Conexión [Connection] (1999/2018) was created in Sánchez’s signature style of stretching canvas over hand-molded wooden armatures. Evocative of both human and natural landscapes, Conexion imbues painting with sculptural and architectural sensitivity. The work was included in Sánchez’s most recent solo exhibition Eros, presented at Galerie Lelong & Co, New York from November 21, 2019 – January 17, 2020.
Enamel on panel
52 x 46 inches (132.1 x 116.8 cm)
(Photographed with reflections)
YellOw is from Shepherd’s most recent body of work which examines chromatic trapezoids that cut through the picture plane. These shapes—which the artist calls “surrogate paintings”—function as architectonic premises, delineating volume and the space between them. Shepherd defines these forms through difference in textures, rather than with her signature fine lines and continues to chart new territory in her decades-long exploration of perspectival space.
Soñé que revelabas (Bravo), 2020
Vinyl dispersion and dry pigment on canvas
120.08 x 89.76 inches (305 x 228 cm)
Soñé que revelabas (Bravo) belongs to Uslé’s best-known family of works, which originated in 1997 and is ongoing. The systematic brushstrokes that fill the painting’s surface are guided by the artist’s pulse, serving as a transcript of real time through a filmstrip-like recording of the artist’s own heartbeat. The painting, as material and action, also incites reflection on geographical borders. Soñé que revelabas (Bravo) references Río Bravo, one of the natural boundaries between Mexico and the United States.
All the Things You Could Be By Now, 2016
Ink and acrylic on canvas
78.7 x 78.7 inches (200 x 200 cm)
80 x 80 x 2.75 inches (203.2 x 203.2 x 7 cm) (framed)
GL14601 / W19694
Galerie Lelong & Co. (Paris and New York)
“An Unexpected Spring”
Click here to enter our Art Basel Online Viewing Room
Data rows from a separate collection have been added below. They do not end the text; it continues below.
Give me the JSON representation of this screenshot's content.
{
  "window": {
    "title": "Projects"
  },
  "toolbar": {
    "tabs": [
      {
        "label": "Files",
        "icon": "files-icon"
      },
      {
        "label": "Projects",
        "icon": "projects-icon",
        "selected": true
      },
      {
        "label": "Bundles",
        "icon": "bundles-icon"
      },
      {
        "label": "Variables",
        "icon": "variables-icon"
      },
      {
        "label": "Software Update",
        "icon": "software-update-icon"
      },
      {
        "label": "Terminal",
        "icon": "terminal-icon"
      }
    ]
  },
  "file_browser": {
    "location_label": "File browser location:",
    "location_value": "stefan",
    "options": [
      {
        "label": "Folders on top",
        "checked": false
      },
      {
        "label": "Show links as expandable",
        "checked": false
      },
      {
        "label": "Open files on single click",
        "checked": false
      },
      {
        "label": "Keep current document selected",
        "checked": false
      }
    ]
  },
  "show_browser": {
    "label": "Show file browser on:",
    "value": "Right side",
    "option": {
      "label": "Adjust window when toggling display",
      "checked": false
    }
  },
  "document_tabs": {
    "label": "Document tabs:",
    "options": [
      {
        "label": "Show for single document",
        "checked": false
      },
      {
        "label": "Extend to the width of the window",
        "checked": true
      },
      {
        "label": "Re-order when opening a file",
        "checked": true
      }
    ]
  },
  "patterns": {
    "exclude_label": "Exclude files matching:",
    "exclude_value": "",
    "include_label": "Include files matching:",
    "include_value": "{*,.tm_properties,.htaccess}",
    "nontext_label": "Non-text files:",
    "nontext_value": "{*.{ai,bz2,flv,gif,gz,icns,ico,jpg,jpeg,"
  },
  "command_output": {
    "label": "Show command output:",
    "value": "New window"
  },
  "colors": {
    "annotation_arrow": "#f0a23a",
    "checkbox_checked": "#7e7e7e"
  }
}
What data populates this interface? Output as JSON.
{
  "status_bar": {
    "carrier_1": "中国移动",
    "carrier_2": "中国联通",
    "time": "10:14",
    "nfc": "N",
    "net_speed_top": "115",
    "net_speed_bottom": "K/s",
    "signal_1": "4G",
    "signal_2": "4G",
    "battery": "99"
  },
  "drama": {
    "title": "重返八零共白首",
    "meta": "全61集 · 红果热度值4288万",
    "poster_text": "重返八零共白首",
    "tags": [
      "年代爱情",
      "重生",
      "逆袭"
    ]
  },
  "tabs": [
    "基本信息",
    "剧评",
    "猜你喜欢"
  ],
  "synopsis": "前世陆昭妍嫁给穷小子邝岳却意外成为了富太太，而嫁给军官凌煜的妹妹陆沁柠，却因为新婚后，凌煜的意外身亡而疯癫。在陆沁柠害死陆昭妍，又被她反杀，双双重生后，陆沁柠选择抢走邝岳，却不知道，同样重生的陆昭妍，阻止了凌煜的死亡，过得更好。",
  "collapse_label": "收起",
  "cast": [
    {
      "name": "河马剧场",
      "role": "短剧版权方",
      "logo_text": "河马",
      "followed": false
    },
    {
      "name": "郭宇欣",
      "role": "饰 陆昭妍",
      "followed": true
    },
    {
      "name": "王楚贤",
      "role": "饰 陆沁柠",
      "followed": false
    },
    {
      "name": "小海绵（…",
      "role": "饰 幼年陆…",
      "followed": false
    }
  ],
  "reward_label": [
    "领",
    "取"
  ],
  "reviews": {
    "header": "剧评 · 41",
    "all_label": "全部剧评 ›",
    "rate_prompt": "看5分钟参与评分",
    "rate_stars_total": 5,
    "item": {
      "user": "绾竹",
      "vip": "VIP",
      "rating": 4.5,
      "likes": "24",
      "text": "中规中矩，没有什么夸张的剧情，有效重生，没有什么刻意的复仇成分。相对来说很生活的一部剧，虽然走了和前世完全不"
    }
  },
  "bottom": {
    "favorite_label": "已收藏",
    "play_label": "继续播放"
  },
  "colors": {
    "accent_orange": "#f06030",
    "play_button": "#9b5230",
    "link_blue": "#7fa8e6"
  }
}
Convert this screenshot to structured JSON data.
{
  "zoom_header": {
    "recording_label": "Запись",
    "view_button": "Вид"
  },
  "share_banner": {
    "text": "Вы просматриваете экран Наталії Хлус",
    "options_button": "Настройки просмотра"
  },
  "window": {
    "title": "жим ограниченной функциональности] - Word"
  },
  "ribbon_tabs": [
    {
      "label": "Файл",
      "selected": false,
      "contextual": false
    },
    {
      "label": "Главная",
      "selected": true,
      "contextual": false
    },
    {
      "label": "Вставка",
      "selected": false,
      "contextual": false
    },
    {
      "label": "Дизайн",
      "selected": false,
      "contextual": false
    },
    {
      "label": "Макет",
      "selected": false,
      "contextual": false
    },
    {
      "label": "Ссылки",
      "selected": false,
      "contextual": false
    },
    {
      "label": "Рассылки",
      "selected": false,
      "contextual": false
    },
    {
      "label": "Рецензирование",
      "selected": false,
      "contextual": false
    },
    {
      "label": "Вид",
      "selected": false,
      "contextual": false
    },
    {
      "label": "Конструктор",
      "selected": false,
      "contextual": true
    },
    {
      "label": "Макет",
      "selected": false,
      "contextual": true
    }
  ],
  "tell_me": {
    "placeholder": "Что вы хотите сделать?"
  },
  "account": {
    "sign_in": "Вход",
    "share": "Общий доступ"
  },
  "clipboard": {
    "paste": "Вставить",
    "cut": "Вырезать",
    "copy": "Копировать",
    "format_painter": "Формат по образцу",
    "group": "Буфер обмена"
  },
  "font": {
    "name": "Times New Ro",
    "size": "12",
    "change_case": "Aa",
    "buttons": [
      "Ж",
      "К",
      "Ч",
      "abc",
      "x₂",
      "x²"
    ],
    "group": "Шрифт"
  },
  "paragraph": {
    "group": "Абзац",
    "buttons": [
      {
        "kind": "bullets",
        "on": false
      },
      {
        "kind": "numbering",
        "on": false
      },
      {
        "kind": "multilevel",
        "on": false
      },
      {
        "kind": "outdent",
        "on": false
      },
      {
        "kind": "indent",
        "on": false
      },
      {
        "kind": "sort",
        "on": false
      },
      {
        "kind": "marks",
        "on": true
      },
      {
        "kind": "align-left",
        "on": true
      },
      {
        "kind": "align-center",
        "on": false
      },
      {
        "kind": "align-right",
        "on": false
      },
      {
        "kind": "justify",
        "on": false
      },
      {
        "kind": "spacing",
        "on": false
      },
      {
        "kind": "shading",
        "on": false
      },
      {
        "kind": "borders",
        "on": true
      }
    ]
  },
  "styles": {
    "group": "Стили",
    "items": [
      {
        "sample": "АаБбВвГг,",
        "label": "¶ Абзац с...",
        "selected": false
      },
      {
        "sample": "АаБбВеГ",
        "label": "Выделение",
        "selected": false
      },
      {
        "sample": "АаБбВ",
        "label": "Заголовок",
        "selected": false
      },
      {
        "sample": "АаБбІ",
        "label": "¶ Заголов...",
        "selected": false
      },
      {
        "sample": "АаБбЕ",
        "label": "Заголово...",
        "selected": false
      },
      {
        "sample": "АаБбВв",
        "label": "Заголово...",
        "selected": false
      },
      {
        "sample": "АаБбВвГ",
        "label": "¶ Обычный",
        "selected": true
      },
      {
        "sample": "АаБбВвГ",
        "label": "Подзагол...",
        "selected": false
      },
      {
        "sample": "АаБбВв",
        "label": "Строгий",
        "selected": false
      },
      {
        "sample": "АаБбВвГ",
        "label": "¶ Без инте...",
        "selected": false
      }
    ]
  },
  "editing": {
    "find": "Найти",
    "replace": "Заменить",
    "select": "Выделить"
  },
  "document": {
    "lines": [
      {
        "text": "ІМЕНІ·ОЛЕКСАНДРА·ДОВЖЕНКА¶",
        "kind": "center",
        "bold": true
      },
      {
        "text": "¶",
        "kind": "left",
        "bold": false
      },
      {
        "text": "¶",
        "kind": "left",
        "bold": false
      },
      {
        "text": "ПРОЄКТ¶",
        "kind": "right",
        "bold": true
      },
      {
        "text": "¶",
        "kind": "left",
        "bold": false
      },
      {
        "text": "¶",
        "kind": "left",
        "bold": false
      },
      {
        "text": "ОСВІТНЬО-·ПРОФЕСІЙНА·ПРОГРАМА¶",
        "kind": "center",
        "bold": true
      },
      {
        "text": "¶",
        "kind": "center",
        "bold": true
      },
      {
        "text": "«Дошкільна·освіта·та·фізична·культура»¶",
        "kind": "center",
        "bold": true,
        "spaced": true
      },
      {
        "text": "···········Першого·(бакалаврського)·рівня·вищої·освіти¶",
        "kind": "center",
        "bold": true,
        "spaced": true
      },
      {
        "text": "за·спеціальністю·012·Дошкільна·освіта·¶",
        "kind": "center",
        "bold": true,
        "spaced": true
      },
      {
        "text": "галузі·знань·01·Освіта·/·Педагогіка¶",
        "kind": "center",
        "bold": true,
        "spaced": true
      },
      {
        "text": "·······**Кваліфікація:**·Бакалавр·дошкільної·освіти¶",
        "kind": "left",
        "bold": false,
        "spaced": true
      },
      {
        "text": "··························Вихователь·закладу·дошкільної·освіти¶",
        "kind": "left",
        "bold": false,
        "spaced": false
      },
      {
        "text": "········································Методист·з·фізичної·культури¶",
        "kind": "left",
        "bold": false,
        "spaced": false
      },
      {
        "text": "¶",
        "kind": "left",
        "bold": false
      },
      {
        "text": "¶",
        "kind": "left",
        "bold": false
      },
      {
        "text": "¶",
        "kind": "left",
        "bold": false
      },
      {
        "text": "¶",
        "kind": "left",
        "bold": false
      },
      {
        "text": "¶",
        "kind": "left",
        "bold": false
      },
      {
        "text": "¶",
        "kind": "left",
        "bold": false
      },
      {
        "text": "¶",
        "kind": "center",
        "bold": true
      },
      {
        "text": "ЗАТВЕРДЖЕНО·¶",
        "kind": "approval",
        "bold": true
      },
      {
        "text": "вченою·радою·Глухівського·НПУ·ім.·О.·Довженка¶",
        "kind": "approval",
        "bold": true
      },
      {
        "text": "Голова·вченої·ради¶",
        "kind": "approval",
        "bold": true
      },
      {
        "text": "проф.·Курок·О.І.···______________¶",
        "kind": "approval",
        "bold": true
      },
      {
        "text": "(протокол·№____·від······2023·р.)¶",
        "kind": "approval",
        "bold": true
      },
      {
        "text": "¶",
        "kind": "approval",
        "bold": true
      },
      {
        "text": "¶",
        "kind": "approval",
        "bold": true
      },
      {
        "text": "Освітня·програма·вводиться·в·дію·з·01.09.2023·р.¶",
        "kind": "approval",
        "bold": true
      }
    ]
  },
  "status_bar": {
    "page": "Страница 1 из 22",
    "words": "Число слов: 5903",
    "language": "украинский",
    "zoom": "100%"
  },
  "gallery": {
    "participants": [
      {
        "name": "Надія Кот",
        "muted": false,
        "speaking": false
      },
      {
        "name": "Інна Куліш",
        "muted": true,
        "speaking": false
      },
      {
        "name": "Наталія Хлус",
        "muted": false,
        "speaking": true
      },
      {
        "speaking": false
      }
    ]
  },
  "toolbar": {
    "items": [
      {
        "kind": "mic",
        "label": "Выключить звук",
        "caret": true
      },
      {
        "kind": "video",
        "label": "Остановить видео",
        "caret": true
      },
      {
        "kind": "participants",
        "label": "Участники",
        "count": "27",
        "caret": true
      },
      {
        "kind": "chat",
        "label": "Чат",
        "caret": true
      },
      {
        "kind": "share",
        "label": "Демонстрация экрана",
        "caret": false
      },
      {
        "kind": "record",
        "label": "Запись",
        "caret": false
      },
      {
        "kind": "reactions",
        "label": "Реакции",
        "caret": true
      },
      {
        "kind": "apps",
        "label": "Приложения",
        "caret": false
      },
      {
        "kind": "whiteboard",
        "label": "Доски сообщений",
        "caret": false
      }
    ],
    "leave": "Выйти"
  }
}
“An Unexpected Spring” (“un Printemps Inattendu”), the title of a book by Etel Adnan recently published by Galerie Lelong & Co., gathers interviews of the Lebanese-American poet and artist from the past decades. The title refers in Adnan’s own words to the mystery of poetic creation, but now also echoes how the current global pandemic has brought so much uncertainty to our lives. As much of the world’s population remains in their homes, our artists have used this period to further investigate their practices during these extraordinary times.
In March from his house in Normandy, David Hockney said "Do remember they can't cancel the Spring" in an iPad drawing he shared with the National Portrait Gallery in London. This expression of hope immediately spread through the many social networks that we have always used for connection but now more so than just four months ago. Leonardo Drew, who lives above his studio, continues to make work that plays upon a tension between order and chaos.
These two descriptive words embody a sentiment many of us currently feel as we orderly follow guidelines to a safer future while wondering when the chaos will end. Spring can't be cancelled, and artists can't stop creating. We are proud to show here a selection of works, some of them recently completed, that we wish could be on view at Art Basel.
Galerie Lelong & Co. (Paris and New York) are delighted to announce our participation in Art Basel’s second iteration of Online Viewing Rooms, a digital platform designed to connect galleries and collectors from around the world.
Our Viewing Room will feature works by Etel Adnan, Pierre Alechinsky, Leonardo Drew, Günther Förg, Ficre Ghebreyesus, David Hockney, Samuel Levi Jones, Ana Mendieta, Nancy Spero, Hélio Oiticica, Jaume Plensa, Zilia Sánchez, Kate Shepherd, Antoni Tàpies, Juan Uslé and Fabienne Verdier.
Art Basel’s Online Viewing Rooms will open with a VIP Preview from June 17, 7am EST to June 19, 7am EST, followed by Public days through June 26, 7am EST.